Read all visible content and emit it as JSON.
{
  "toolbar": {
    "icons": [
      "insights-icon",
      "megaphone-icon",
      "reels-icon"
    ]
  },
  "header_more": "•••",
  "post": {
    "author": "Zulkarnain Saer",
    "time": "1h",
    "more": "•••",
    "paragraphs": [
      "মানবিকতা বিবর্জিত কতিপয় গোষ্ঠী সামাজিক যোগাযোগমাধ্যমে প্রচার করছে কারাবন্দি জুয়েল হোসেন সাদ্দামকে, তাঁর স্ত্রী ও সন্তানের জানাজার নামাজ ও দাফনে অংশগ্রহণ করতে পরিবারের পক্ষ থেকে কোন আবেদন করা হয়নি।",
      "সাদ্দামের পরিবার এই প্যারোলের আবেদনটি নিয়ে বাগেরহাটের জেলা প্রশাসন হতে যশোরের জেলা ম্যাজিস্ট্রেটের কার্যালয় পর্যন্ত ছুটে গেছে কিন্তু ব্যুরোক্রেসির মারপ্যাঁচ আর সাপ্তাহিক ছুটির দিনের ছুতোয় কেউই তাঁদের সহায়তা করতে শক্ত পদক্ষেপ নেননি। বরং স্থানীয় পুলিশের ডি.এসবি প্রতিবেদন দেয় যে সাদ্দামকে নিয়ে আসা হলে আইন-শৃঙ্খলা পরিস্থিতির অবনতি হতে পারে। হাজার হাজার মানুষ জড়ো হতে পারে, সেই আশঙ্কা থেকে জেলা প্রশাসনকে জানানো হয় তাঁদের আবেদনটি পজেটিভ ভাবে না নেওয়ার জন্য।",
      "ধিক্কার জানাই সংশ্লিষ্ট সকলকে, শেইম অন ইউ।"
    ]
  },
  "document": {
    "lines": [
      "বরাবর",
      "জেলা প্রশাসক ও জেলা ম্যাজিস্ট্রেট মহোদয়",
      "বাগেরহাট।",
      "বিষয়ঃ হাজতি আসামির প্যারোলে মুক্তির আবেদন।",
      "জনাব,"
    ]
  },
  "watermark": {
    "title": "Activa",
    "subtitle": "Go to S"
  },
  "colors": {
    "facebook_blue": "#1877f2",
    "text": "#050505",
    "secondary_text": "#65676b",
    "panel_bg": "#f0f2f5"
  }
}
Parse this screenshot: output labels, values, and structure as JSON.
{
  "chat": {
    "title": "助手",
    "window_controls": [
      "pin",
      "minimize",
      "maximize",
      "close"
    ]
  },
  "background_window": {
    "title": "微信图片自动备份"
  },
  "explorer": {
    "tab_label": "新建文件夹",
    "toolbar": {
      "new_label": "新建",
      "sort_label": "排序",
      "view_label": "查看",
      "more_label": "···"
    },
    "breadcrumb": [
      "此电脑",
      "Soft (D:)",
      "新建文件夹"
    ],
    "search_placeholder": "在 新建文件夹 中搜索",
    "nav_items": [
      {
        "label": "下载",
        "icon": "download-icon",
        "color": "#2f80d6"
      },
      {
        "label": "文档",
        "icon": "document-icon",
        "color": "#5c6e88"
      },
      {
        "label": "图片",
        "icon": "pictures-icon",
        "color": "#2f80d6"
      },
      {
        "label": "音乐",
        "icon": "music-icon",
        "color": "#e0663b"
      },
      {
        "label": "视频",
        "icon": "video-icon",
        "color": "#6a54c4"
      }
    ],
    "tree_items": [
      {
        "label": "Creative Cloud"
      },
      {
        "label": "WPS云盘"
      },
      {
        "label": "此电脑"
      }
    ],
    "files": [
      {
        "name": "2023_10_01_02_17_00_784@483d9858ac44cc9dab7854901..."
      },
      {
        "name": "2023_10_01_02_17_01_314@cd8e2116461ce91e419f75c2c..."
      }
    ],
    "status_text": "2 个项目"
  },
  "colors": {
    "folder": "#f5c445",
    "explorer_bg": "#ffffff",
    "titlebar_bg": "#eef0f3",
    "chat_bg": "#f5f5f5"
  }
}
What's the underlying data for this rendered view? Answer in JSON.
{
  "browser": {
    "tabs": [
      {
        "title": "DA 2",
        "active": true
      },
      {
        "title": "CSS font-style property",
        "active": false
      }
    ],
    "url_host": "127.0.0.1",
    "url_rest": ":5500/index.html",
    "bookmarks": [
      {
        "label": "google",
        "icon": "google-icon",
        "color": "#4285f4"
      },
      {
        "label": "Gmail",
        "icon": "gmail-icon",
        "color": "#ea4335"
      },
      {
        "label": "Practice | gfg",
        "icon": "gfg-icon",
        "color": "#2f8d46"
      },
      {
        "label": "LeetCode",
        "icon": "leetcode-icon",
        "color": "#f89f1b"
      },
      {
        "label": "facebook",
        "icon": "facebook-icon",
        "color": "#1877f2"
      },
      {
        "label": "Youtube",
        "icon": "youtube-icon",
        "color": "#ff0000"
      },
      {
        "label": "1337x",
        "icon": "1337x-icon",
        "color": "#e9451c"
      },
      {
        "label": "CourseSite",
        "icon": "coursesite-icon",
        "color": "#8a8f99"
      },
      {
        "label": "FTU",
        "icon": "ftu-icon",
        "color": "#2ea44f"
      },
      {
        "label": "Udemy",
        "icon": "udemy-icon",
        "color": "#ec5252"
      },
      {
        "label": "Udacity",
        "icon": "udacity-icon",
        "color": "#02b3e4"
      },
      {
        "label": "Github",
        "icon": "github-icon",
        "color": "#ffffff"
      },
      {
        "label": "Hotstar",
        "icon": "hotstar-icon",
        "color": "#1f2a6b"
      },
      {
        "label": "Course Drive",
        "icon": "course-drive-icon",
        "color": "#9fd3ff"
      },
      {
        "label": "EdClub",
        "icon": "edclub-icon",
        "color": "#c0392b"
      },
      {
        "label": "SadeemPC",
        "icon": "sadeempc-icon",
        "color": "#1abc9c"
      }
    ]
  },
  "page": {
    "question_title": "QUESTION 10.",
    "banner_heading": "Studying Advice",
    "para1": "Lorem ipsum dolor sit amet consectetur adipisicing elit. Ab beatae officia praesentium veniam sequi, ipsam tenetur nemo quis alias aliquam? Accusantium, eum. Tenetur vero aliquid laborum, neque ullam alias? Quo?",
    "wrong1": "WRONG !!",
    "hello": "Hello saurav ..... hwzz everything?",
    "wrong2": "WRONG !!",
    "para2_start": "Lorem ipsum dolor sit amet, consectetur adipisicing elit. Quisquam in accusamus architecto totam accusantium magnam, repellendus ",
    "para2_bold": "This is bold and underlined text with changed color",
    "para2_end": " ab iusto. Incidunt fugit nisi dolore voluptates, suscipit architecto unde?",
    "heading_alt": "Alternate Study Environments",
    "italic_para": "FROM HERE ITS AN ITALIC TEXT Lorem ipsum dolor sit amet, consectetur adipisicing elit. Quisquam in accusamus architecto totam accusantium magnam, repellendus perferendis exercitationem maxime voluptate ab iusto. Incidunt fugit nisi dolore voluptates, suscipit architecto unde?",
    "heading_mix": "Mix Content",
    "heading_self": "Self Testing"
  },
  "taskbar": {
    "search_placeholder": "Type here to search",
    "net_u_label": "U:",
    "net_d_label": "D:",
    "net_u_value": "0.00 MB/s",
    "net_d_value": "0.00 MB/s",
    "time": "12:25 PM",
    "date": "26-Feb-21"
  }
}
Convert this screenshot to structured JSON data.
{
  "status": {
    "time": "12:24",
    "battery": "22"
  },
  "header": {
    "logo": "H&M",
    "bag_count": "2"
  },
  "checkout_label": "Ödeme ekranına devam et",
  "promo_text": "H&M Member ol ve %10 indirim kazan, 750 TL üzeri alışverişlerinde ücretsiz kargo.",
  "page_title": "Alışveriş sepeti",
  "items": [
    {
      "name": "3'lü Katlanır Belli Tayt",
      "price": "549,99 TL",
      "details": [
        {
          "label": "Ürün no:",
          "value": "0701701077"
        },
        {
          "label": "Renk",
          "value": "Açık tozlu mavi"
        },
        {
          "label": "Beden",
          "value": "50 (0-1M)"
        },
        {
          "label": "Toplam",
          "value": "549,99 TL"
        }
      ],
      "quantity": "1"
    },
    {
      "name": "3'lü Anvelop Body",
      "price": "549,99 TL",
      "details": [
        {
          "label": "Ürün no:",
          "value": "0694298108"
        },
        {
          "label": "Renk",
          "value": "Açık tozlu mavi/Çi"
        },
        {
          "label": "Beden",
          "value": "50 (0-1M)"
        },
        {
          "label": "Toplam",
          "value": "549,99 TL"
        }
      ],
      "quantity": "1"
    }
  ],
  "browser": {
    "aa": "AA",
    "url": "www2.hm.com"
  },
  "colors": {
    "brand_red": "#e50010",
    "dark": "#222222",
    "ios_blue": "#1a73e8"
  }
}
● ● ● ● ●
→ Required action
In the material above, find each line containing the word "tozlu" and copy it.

→ Reply to the task
          "value": "Açık tozlu mavi"
          "value": "Açık tozlu mavi/Çi"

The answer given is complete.